### Provided records ###

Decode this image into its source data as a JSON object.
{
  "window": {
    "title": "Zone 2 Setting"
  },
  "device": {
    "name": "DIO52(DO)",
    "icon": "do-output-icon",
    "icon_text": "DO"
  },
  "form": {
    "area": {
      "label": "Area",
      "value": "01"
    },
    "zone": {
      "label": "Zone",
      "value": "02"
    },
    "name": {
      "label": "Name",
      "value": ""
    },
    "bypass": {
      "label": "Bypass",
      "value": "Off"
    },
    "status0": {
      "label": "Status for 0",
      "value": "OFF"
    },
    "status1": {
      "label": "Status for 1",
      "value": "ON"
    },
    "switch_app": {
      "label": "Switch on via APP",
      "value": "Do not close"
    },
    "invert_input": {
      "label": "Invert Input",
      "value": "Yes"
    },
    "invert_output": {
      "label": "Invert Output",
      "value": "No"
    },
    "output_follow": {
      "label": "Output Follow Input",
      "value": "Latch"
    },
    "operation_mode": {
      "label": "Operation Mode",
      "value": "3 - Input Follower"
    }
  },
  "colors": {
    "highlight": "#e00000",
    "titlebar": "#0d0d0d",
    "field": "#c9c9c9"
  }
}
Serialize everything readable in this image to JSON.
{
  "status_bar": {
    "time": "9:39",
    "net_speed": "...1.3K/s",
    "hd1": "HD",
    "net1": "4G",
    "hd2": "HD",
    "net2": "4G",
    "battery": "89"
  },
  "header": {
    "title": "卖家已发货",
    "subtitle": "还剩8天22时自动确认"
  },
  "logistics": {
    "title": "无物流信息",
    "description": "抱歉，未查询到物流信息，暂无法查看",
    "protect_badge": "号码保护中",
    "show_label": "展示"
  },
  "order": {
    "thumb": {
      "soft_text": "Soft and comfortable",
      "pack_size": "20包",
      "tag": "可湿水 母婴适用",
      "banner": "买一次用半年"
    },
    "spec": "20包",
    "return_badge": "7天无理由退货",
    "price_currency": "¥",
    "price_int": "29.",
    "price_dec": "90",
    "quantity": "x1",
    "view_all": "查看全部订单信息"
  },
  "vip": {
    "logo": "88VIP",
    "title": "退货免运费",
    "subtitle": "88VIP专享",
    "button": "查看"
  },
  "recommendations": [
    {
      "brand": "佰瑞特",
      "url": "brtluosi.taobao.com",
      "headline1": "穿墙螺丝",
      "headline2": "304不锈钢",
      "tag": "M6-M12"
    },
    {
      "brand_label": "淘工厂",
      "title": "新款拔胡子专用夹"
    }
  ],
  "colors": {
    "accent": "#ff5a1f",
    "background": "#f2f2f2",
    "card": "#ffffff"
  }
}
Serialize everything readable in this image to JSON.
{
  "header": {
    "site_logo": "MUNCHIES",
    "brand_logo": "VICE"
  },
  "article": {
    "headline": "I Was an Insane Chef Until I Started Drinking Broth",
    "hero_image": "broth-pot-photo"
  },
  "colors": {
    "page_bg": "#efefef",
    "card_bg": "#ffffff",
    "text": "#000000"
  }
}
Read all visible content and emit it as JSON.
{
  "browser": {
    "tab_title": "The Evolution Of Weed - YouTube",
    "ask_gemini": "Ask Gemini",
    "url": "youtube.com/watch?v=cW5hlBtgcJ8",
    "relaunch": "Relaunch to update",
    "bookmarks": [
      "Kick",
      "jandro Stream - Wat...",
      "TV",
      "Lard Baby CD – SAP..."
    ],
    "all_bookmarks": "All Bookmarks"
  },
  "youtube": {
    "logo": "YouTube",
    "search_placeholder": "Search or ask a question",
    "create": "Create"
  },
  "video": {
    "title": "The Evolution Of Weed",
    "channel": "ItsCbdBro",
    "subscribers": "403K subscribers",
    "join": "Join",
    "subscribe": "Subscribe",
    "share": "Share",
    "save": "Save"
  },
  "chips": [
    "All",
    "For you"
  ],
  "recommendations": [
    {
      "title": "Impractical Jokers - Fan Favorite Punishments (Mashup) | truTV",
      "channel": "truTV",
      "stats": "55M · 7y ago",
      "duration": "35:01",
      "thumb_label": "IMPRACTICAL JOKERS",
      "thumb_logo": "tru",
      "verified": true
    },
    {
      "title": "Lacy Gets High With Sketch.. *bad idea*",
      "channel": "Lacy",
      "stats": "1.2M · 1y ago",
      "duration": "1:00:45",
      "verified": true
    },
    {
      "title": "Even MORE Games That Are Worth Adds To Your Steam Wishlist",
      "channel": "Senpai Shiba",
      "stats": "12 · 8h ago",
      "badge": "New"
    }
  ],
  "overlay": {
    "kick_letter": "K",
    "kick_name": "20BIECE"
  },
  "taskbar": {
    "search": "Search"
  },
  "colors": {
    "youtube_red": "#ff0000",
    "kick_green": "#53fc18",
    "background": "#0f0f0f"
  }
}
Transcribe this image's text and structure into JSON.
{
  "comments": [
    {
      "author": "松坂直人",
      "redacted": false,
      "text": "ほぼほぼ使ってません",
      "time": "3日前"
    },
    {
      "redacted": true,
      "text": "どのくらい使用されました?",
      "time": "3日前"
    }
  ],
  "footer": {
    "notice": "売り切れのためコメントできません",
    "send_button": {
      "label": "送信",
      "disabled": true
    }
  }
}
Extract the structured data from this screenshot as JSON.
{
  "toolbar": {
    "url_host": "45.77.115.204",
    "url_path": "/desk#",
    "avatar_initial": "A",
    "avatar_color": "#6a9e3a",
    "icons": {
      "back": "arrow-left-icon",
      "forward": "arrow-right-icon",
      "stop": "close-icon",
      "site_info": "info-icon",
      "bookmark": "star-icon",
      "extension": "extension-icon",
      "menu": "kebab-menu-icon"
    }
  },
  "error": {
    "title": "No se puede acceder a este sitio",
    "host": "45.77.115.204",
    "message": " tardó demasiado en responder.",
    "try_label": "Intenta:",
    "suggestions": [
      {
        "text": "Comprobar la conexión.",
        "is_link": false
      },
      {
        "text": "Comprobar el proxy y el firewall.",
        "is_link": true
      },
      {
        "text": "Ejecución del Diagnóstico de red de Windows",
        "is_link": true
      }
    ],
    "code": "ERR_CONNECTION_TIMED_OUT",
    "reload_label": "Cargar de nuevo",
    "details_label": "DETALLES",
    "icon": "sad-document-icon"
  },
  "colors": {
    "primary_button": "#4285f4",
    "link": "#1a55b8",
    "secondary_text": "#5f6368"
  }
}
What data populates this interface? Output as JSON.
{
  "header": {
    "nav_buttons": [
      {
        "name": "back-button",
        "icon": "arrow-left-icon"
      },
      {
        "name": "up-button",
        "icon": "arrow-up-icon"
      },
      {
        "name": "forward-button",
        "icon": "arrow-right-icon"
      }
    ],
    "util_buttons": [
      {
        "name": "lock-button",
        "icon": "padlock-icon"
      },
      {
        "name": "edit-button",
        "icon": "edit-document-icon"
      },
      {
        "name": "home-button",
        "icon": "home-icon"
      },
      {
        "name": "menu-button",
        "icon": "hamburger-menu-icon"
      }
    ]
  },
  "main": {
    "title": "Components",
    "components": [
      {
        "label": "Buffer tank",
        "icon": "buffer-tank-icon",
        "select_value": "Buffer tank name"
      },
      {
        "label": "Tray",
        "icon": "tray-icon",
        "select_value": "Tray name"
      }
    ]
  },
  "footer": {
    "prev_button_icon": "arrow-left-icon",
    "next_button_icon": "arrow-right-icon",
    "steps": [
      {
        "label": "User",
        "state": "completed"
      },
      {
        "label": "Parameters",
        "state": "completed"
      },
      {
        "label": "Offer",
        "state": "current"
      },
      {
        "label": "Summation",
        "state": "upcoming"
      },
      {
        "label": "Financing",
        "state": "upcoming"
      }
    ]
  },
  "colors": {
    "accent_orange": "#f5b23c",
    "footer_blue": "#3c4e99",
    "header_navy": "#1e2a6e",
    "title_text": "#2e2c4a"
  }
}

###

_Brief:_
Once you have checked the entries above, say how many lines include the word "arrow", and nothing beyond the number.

_Task answer:_
7